The squirrel gave some comic relief to a tense, close game that went back and forth, but was eventually won by the Tribe 4-3. It shouldn’t have been that close.

Let’s start with the positives. The offense, which sputtered most of the weekend, clubbed out 11 hits, but needed two long balls to do the damage. Facing ex-Indian first round pick Jeremy Guthrie, Michael Brantley once again provided the dramatics. He broke a scoreless fourth inning tie with a two-run homer to right. It was his second blast in as many days and his fourth on the year. Dr. Smooth has never been a guy known for his power, but he currently sits tied for third in the AL in homers (4) and is second in RBIs (18). [Read more...]

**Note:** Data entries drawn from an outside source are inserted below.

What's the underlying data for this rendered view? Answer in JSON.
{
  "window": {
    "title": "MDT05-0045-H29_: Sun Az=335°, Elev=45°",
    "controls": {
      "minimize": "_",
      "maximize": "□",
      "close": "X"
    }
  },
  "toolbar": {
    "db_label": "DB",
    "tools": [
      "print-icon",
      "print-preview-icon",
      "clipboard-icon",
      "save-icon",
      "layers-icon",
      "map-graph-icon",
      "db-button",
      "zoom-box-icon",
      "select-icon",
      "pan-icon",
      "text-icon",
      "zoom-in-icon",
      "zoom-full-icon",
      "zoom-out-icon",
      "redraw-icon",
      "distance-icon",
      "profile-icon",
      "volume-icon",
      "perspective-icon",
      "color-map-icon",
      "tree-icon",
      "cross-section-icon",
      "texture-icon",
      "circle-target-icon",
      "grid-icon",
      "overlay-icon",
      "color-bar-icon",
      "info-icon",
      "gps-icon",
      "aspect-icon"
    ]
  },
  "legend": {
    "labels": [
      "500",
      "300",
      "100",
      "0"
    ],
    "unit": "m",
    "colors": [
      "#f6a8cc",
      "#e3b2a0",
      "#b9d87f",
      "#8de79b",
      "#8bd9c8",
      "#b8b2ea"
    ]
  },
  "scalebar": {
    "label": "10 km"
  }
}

South-praw-blem? On the Indians’ early struggles against left-handed pitching

Jose Quintana mowing down the Tribe

An early story-line in the 2014 campaign has been the Indians struggles with left-handed starters. In the last six games alone, the Tribe has seen Eric Stults, Robbie Erlin, John Danks, Chris Sale, and Jose Quintana all of the southpaw persuasion. In Detroit, they’ll see Drew Smyly on Wednesday night. With a 12-man hitting arsenal, the Indians currently house five hitters that bat only from the left side, yet they have amassed an OPS of just .623 against lefties. The Tribe has struck out more often against lefties (40 vs. 38) despite having 71 fewer at-bats. Is this an overreaction of some early season hitting scuffles or the exposition of a larger problem? Let’s dig into the numbers a little bit.

[Read more...]